More interesting still, however, is when Pollard’s frail-ish indie-schmindie voice wavers and whispers in a less strident contrast to, oh, say Daltrey’s nasal machismo. There are moments when you can actually hear what might have emerged from an alt-universe meeting between the early Peter Gabriel and a ’70s Daltrey-less Who (“I’ll Replace You with Machines”). Or that mythical time when early Genesis were fronted by a Gabriel-Stipe hybrid (“My Son, my Secretary and my Country”) — something nowhere near as horrifying as it sounds, thanks to a kind of diet, prog-on-a-budget sensibility adopted by the band here. Other nods and full-on stares: Sloan, Cheap Trick, Wishbone Ash, New Order.

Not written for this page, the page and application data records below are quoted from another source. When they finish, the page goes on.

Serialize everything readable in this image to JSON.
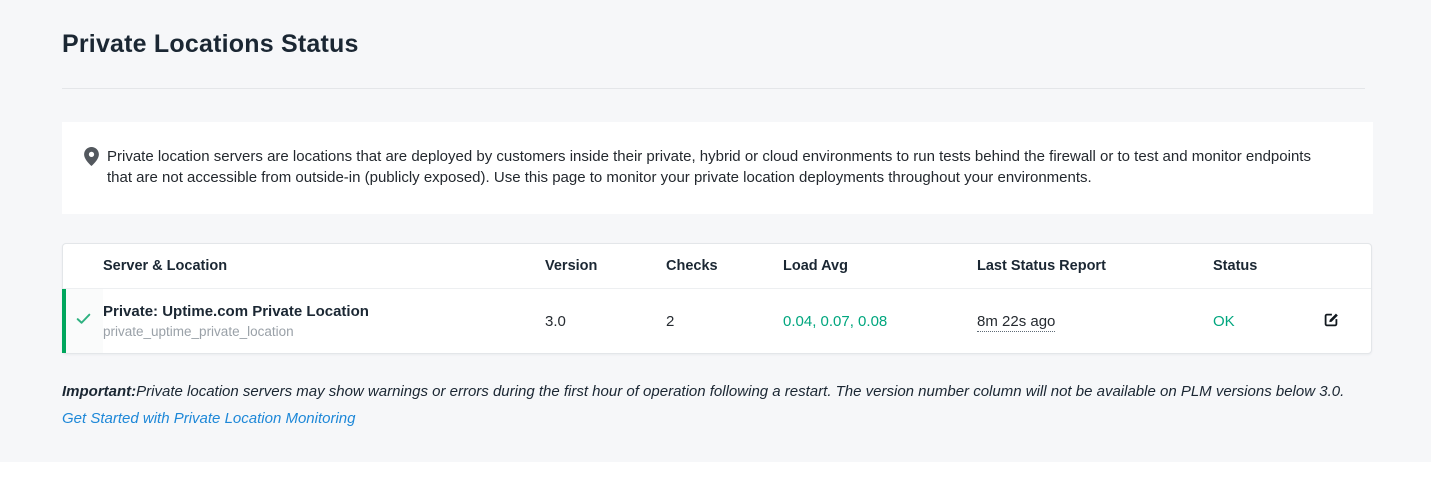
{
  "page": {
    "title": "Private Locations Status"
  },
  "info_banner": {
    "icon": "location-pin-icon",
    "text": "Private location servers are locations that are deployed by customers inside their private, hybrid or cloud environments to run tests behind the firewall or to test and monitor endpoints that are not accessible from outside-in (publicly exposed). Use this page to monitor your private location deployments throughout your environments."
  },
  "table": {
    "columns": [
      "Server & Location",
      "Version",
      "Checks",
      "Load Avg",
      "Last Status Report",
      "Status"
    ],
    "rows": [
      {
        "status_icon": "check-icon",
        "name": "Private: Uptime.com Private Location",
        "slug": "private_uptime_private_location",
        "version": "3.0",
        "checks": "2",
        "load_avg": "0.04, 0.07, 0.08",
        "last_status_report": "8m 22s ago",
        "status": "OK",
        "action_icon": "edit-icon"
      }
    ]
  },
  "note": {
    "important_label": "Important:",
    "text": "Private location servers may show warnings or errors during the first hour of operation following a restart. The version number column will not be available on PLM versions below 3.0.",
    "link": "Get Started with Private Location Monitoring"
  },
  "colors": {
    "accent_green": "#00a67e",
    "green_bar": "#00a65d",
    "link_blue": "#1e88d8",
    "page_background": "#f6f7f9"
  }
}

At 15, there are, of course, too many songs. But on the ones that work — and there are more of these than the band actually deserve, quite honestly — such oddball references are assimilated into a tight, willful, big-hearted arena rock sound, teetering in defiance of all expectations. Opener “My Kind of Soldier” is a solid rocker, an apparent one-hook wonder, appearing as dense as Dutch cheese and just as bland. But let it wriggle under your skin over a couple of spins, and you’ll catch the warm Hook-ish bassline and the Sumner-like guitar shard flurries. Within its own constraints, it bubbles with the juices of life like a hot primordial pond.

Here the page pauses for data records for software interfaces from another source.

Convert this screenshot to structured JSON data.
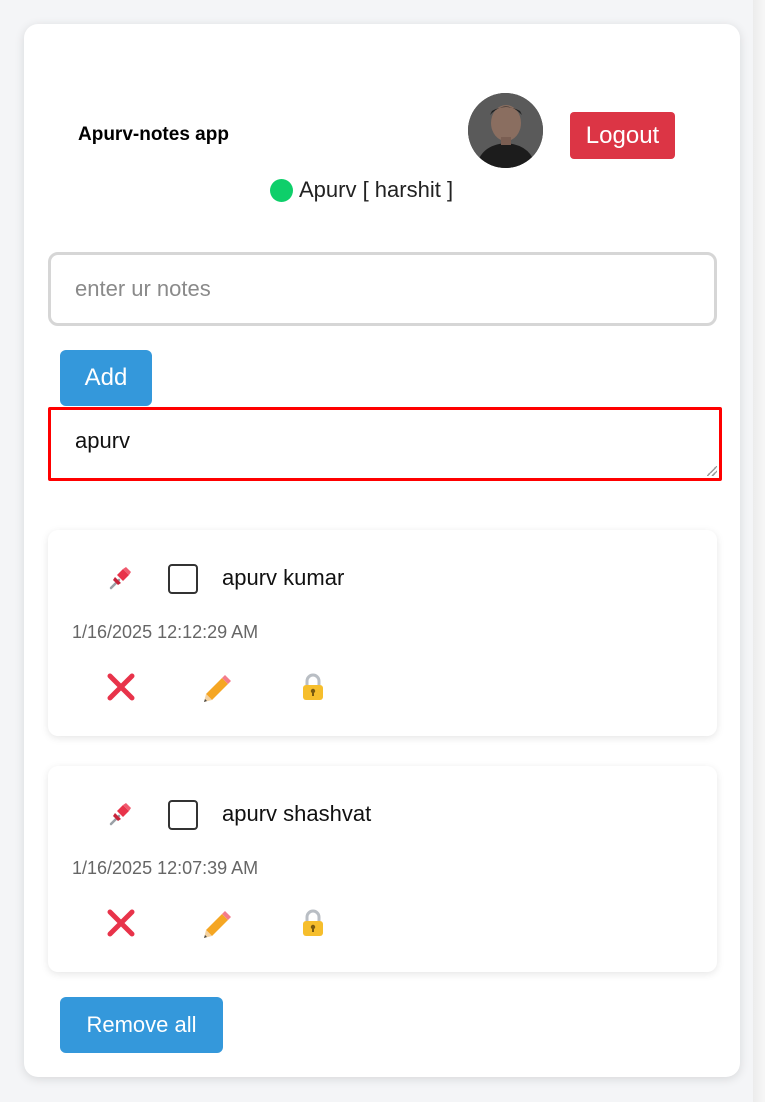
{
  "app": {
    "title": "Apurv-notes app",
    "logout_label": "Logout",
    "user_display": "Apurv [ harshit ]",
    "status": "online",
    "avatar_icon": "user-photo"
  },
  "note_input": {
    "placeholder": "enter ur notes",
    "value": ""
  },
  "add_label": "Add",
  "search": {
    "value": "apurv"
  },
  "notes": [
    {
      "text": "apurv kumar",
      "timestamp": "1/16/2025 12:12:29 AM",
      "checked": false,
      "icons": [
        "pin-icon",
        "delete-icon",
        "edit-icon",
        "lock-icon"
      ]
    },
    {
      "text": "apurv shashvat",
      "timestamp": "1/16/2025 12:07:39 AM",
      "checked": false,
      "icons": [
        "pin-icon",
        "delete-icon",
        "edit-icon",
        "lock-icon"
      ]
    }
  ],
  "remove_all_label": "Remove all",
  "colors": {
    "logout": "#dc3545",
    "primary": "#3498db",
    "online": "#0ecf6a",
    "search_border": "#ff0000"
  }
}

Inexplicably, the hollow foundry carillon at the beginning of “Beat Your Wings” is redolent of a muted kind of sorrow. The song is anthemic, portentous, and yet a subtle melancholy rides along, as Pollard’s capricious voice shimmies and dips, imploring someone (and, later, us) to “rise again”. After twin guitars (Doug Gillard and Nate Farley) duel briefly like lovesick seabirds (cross reference: Wishbone Ash, Argus, and I’m really not joking), what might have been cloyingly earnest sentiment is forgotten, forgiven — it’s that momentarily beautiful.

Some of the stadium rock is just that: big, goofy invitations to sing along at future shows, a promise of solidarity in anthems. Certainly, the flagging middle is not helped by such generic, bombastic, and (it must be said) near tuneless fare as “Dead Cloud” and “Mix up the Satellite”. But redemption comes in many forms. There’s the time travel (Athens, Georgia, early ’90s) anti-consumerist diatribe of “Useless Inventions”, a dull-edged Stipe-meets-Sloan (Pollard is not a great singer, but to his credit, by allowing the vocal track to hang back so shyly, he acknowledges this) alongside whipsmart chord changes and a repeated “getting tired of useless inventions”. And there’s the surprising “Dirty Water”, which dips into rakish, brackish monochrome Quadrophenia country, yet remains just this side of distinct, all intense “5:15” drumming (Kevin March), avid harmonica and harmonizing guitar riffs. “A Trophy Mule in Particular” is pensive, a quiet study in falling sky orchestral prog-lite, sorrowfully short (a brief one-two punch notwithstanding) and bewildered about its place in a world in which the “stock market’s tumbling” and the “rock market [is] crumbling,” a world that’s passing them by, perhaps.

But above all stands “The Best of Jill Hives”. As anthemic as Cheap Trick’s “I Want You to Want Me”, with all that song’s pomp and exuberance and power pop catchiness, “Jill Hives” struts across a crisp, driving bassline (Tim Tobias), Pollard’s echo-delayed vocals outlining a melody both plaintive and stirring. One listen — maybe two — and you’ll be unselfconsciously singing it in the shower, damn near guaranteed.

You can’t use glue to mend earthquake damage, I know that much. And there’s nothing particularly seismic about this record. But let these songs adhere for awhile, and they might help still the shaking in your heart. Steeped in big rock history, steadfastly tenacious, perversely, refreshingly uncool, Bob Pollard has written a fine collection of songs, for the most part, and his band, in their execution, have matched him every step of the way. Now I’m gonna go dig up some of their back catalogue, go see what I’ve missed.